It’s easy to feel grateful when things are going well. Much harder when things are unraveling around you. I recall trying for gratitude when I was 17, but it was tough to really feel it after losing my mom, who had basically been my best friend growing up. I went to high school in a town comprised of a K-thru-12 school and a rundown bar, about an hour’s drive from the Oregon coast. My mom passed away just as I was finishing my junior year, and I went to live with my dad in the city that summer. Away from my friends (all three of them), I turned 17 and began my senior year in a school whose halls were so long I had to squint to see the opposite end. “It sucked” would serve as a good in-depth summary. I donned a black trench-coat and roamed the streets of Portland in the rain with my earphones cranked, a flask in my pocket, and a cigarette hanging from my teen-angst lips.

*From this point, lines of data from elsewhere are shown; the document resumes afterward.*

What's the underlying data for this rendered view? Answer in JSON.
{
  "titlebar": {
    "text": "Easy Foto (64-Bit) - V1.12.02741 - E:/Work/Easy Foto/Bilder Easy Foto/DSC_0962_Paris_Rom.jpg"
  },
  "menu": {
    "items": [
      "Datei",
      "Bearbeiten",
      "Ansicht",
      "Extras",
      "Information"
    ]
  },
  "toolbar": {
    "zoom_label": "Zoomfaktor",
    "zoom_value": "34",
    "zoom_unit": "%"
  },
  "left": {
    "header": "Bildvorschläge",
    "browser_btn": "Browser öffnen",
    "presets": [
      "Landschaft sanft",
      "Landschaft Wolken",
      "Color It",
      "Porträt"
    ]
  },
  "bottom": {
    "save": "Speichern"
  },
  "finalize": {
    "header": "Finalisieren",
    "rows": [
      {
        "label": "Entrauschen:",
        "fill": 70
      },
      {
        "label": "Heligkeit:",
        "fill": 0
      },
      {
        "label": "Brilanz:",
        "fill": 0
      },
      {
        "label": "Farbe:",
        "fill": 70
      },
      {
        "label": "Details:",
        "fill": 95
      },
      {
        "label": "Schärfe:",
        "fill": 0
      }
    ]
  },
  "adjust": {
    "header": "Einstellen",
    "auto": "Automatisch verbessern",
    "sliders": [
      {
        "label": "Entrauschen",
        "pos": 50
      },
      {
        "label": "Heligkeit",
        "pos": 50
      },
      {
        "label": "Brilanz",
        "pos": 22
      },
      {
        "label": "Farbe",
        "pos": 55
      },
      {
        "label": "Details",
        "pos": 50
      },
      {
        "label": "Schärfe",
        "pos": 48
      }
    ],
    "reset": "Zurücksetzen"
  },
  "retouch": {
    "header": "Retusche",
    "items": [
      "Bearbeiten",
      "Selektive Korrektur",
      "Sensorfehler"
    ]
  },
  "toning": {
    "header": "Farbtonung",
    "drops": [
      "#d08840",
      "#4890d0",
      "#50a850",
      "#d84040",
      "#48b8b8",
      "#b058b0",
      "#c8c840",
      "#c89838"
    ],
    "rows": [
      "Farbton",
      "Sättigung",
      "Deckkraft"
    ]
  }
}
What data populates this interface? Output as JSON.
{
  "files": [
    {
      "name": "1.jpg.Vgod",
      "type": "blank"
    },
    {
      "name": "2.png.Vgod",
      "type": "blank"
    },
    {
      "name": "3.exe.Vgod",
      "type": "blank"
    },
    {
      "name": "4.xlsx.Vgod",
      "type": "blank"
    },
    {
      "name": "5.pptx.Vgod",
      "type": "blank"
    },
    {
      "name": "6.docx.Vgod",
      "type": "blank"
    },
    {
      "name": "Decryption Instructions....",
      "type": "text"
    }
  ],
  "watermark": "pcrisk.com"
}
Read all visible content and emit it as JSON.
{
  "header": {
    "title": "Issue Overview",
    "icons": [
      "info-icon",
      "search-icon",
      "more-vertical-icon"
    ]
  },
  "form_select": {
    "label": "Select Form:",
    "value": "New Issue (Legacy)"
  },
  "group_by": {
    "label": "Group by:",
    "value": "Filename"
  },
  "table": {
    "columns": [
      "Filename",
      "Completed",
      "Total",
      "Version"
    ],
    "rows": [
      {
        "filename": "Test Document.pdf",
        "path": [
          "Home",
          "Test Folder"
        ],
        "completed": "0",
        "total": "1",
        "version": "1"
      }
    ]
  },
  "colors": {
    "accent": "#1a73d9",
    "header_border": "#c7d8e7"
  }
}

To live in northwest Oregon, where I grew up, is to have an understanding of rain in your bone marrow. But I was used to that. Somehow I pulled through until graduation, when – eager to start my life – I rushed across the stage and collected my diploma. How I was going to start my life, I had about as good an idea as any teenager who didn’t want to go to college – none. I hiked part of the Oregon Coast Trail with my best friend from the sticks, and then I just bailed. My hair was getting past my shoulders and I had my tie-dyed Moody Blues shirt. I’d read all about hippies and had a hippie upbringing so, predictably, I found myself walking along the side of the road with my backpacking gear, a hatchet hanging from my waist, and my thumb out. I didn’t give a damn that everyone said the days of hitchhiking were long gone – I was gonna do it anyway, and see where I ended up.
A guy named Mike, in his late twenties, slowed his VW bus to pick me up. Mike was from Stockton, California, and had hit the road after having a nuclear meltdown with his wife. I hopped eagerly into the clunky seat two inches from the almost-flat windshield. He fired up a joint, handed it to me, and thus began our “bromance”.
We traveled together for three weeks or so, doing odd-jobs to make enough cash for food and gas. We went to these amazing hot springs in the Cascades east of Eugene and helped some dude drink his home-brew…until a cop showed up. Note to self: never drink home-brew in a hot spring for longer than ten seconds. We crawled reeling from the spring in the dark while the cop shined his flashlight in our eyes. I’m pretty sure I received a fine that I never paid. Who the hell knows.
From there, we wound our way to Crater Lake, around southern Oregon and down into northern California. We lived out of his bus for a week outside of Eureka, out on the south jetty with a bunch of other vagabonds, eating government peanut butter and listening to Crosby Stills and Nash. Finally, he returned to his wife, and I went on to San Jose, where I spent a night behind a Denny’s up in a tree with enormous limbs. How many trees are there in San Jose? Sometimes I think that might have been the only one. It sure felt like the only one at the time.
I rode the BART into San Francisco and bummed around a while, deciding I wanted to walk across the Golden Gate Bridge. A cop stopped me and took away my hatchet. “You can’t be walking around here with that,” he scolded me. I walked across the bridge, wind blowing against my face. At the other side was a viewing area. I chillaxed there for an hour or so, and wouldn’t you know two deadhead girls appeared and we started talking. They had partied the weekend away in the city and were headed north. A few minutes later I was riding in their back seat listening to American Beauty, on the way to Cave Junction, Oregon – their hometown. I spent at least a night and a day with them, but then comes a hole in my memory.
The next thing I remember, I’m swollen with shame, calling my old man. I ask him if he’ll buy me a bus ticket to come home. It’s out of my system, I say, I’m not quite ready for the big bad world. He buys me a ticket and I go home with my tail temporarily tucked between my legs, where I end up getting a job in a restaurant and sign up for community college on the first day of the rest of my life.